EXERCISE INSTRUCTIONS:
What is needed here is an exact copy of all the data.

DATA FOR ANALYSIS:
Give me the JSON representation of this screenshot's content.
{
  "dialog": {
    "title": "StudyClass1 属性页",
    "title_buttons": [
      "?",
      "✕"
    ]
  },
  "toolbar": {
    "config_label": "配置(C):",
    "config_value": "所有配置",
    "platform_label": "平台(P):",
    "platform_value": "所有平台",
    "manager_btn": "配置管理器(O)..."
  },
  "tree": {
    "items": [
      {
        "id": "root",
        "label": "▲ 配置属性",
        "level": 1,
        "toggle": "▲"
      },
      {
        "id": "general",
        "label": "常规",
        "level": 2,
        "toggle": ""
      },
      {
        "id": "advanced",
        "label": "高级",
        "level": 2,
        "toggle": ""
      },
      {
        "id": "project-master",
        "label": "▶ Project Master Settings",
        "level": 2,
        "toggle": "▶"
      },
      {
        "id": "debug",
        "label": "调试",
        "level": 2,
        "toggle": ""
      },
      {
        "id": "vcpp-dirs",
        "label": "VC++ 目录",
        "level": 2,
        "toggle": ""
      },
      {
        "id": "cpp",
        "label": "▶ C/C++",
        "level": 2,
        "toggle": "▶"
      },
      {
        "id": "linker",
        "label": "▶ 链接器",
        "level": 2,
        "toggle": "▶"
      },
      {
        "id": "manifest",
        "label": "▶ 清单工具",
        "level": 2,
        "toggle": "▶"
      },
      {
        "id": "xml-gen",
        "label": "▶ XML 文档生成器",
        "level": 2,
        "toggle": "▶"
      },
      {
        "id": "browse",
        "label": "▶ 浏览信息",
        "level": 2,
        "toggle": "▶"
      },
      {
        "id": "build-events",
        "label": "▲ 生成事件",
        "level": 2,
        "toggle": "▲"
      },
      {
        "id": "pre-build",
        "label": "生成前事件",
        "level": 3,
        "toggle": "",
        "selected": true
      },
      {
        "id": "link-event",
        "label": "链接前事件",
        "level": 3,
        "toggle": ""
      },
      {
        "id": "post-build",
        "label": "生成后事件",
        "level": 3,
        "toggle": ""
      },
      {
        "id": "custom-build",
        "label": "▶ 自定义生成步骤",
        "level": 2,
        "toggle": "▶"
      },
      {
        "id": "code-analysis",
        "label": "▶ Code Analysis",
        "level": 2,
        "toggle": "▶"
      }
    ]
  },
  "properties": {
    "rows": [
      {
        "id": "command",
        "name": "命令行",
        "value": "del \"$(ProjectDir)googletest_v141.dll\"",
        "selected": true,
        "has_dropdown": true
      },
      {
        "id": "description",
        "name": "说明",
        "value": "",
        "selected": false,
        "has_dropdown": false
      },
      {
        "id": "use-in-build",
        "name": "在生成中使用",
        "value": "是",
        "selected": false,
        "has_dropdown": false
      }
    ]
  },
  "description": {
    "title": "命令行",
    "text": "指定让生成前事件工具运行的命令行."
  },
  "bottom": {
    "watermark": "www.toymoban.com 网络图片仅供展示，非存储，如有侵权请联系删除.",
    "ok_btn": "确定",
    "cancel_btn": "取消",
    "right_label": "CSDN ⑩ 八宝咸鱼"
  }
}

COMPLETED EXERCISE:
Give me the JSON representation of this screenshot's content.
{
  "dialog": {
    "title": "StudyClass1 属性页",
    "title_buttons": [
      "?",
      "✕"
    ]
  },
  "toolbar": {
    "config_label": "配置(C):",
    "config_value": "所有配置",
    "platform_label": "平台(P):",
    "platform_value": "所有平台",
    "manager_btn": "配置管理器(O)..."
  },
  "tree": {
    "items": [
      {
        "id": "root",
        "label": "▲ 配置属性",
        "level": 1,
        "toggle": "▲"
      },
      {
        "id": "general",
        "label": "常规",
        "level": 2,
        "toggle": ""
      },
      {
        "id": "advanced",
        "label": "高级",
        "level": 2,
        "toggle": ""
      },
      {
        "id": "project-master",
        "label": "▶ Project Master Settings",
        "level": 2,
        "toggle": "▶"
      },
      {
        "id": "debug",
        "label": "调试",
        "level": 2,
        "toggle": ""
      },
      {
        "id": "vcpp-dirs",
        "label": "VC++ 目录",
        "level": 2,
        "toggle": ""
      },
      {
        "id": "cpp",
        "label": "▶ C/C++",
        "level": 2,
        "toggle": "▶"
      },
      {
        "id": "linker",
        "label": "▶ 链接器",
        "level": 2,
        "toggle": "▶"
      },
      {
        "id": "manifest",
        "label": "▶ 清单工具",
        "level": 2,
        "toggle": "▶"
      },
      {
        "id": "xml-gen",
        "label": "▶ XML 文档生成器",
        "level": 2,
        "toggle": "▶"
      },
      {
        "id": "browse",
        "label": "▶ 浏览信息",
        "level": 2,
        "toggle": "▶"
      },
      {
        "id": "build-events",
        "label": "▲ 生成事件",
        "level": 2,
        "toggle": "▲"
      },
      {
        "id": "pre-build",
        "label": "生成前事件",
        "level": 3,
        "toggle": "",
        "selected": true
      },
      {
        "id": "link-event",
        "label": "链接前事件",
        "level": 3,
        "toggle": ""
      },
      {
        "id": "post-build",
        "label": "生成后事件",
        "level": 3,
        "toggle": ""
      },
      {
        "id": "custom-build",
        "label": "▶ 自定义生成步骤",
        "level": 2,
        "toggle": "▶"
      },
      {
        "id": "code-analysis",
        "label": "▶ Code Analysis",
        "level": 2,
        "toggle": "▶"
      }
    ]
  },
  "properties": {
    "rows": [
      {
        "id": "command",
        "name": "命令行",
        "value": "del \"$(ProjectDir)googletest_v141.dll\"",
        "selected": true,
        "has_dropdown": true
      },
      {
        "id": "description",
        "name": "说明",
        "value": "",
        "selected": false,
        "has_dropdown": false
      },
      {
        "id": "use-in-build",
        "name": "在生成中使用",
        "value": "是",
        "selected": false,
        "has_dropdown": false
      }
    ]
  },
  "description": {
    "title": "命令行",
    "text": "指定让生成前事件工具运行的命令行."
  },
  "bottom": {
    "watermark": "www.toymoban.com 网络图片仅供展示，非存储，如有侵权请联系删除.",
    "ok_btn": "确定",
    "cancel_btn": "取消",
    "right_label": "CSDN ⑩ 八宝咸鱼"
  }
}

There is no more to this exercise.